What to produce:
Could you copy each line of the listing below that has the word "change"?

START Available records

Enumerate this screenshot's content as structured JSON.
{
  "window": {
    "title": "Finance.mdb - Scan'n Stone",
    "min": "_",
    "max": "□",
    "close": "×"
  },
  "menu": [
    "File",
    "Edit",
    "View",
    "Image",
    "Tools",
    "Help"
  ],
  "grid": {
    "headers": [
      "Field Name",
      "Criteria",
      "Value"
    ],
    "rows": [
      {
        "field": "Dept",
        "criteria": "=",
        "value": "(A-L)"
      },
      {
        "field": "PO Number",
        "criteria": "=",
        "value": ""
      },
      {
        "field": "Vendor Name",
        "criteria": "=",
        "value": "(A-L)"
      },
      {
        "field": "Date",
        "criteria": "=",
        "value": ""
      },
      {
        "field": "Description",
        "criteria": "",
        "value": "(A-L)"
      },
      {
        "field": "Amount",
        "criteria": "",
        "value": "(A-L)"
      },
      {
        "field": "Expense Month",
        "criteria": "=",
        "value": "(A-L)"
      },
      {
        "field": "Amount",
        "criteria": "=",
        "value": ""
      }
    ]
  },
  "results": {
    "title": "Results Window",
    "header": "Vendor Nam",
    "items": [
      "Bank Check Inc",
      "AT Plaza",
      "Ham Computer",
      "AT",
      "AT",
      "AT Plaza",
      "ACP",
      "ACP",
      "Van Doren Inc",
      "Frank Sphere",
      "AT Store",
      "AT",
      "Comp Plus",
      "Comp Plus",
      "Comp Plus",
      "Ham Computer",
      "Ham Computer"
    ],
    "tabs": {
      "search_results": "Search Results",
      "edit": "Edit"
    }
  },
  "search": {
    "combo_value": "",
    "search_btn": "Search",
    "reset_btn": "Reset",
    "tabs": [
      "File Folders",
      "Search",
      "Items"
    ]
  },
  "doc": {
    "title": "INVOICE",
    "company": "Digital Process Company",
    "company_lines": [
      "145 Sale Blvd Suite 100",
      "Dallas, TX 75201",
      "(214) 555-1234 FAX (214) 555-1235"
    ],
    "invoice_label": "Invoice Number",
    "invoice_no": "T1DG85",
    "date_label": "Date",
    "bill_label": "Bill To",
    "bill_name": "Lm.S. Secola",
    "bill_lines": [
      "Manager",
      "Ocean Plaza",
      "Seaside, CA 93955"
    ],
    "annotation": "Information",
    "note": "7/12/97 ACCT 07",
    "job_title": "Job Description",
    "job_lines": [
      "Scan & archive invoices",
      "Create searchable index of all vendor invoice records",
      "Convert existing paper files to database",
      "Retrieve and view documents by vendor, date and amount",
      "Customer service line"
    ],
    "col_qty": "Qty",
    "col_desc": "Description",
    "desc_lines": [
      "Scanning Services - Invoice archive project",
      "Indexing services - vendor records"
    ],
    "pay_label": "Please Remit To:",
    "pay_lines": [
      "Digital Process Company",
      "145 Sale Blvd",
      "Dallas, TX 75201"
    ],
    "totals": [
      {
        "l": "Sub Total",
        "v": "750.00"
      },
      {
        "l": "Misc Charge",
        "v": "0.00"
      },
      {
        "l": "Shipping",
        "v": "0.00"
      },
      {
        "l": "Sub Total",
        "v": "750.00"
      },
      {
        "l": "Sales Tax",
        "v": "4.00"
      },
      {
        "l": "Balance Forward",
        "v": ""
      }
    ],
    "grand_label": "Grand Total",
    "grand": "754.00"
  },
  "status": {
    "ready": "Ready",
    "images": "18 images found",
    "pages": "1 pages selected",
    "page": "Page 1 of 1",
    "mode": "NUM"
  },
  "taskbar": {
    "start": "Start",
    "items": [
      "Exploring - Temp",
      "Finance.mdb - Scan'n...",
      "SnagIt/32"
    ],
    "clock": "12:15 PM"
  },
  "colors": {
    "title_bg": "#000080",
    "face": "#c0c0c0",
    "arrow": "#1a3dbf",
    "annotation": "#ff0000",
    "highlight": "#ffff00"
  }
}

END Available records
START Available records

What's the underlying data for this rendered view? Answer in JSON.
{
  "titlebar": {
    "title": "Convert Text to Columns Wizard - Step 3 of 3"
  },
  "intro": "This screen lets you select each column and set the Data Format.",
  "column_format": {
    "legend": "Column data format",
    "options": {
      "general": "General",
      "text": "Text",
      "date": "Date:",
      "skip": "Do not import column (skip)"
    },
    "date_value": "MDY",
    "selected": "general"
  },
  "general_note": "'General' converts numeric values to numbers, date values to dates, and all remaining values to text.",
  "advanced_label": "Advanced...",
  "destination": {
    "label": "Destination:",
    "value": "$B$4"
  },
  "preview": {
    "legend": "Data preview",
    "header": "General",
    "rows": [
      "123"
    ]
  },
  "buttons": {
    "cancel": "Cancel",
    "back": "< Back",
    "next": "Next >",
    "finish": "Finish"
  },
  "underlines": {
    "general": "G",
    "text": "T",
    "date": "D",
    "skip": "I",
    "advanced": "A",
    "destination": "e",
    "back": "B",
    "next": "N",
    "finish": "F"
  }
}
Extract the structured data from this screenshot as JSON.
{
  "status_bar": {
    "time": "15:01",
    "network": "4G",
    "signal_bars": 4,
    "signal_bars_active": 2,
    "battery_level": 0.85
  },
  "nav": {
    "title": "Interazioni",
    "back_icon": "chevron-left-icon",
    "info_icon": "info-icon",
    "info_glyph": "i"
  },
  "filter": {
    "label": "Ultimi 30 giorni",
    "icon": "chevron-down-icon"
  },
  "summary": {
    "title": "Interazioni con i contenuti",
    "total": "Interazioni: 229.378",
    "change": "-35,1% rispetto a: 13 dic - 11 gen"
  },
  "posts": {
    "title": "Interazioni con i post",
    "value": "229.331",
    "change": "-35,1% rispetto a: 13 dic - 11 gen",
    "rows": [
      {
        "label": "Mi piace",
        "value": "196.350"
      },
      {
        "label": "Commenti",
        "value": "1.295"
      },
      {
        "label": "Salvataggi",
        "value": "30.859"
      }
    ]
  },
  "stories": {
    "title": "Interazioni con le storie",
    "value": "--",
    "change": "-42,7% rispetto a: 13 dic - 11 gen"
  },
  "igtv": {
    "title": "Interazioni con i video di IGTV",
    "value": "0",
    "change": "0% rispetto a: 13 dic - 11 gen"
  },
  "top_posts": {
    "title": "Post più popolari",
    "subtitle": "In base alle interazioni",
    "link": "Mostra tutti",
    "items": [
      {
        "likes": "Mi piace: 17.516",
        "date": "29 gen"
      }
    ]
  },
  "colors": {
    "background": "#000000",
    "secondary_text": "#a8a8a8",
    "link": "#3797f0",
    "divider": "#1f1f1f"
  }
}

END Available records

Exercise answer:
    "change": "-35,1% rispetto a: 13 dic - 11 gen"
    "change": "-35,1% rispetto a: 13 dic - 11 gen",
    "change": "-42,7% rispetto a: 13 dic - 11 gen"
    "change": "0% rispetto a: 13 dic - 11 gen"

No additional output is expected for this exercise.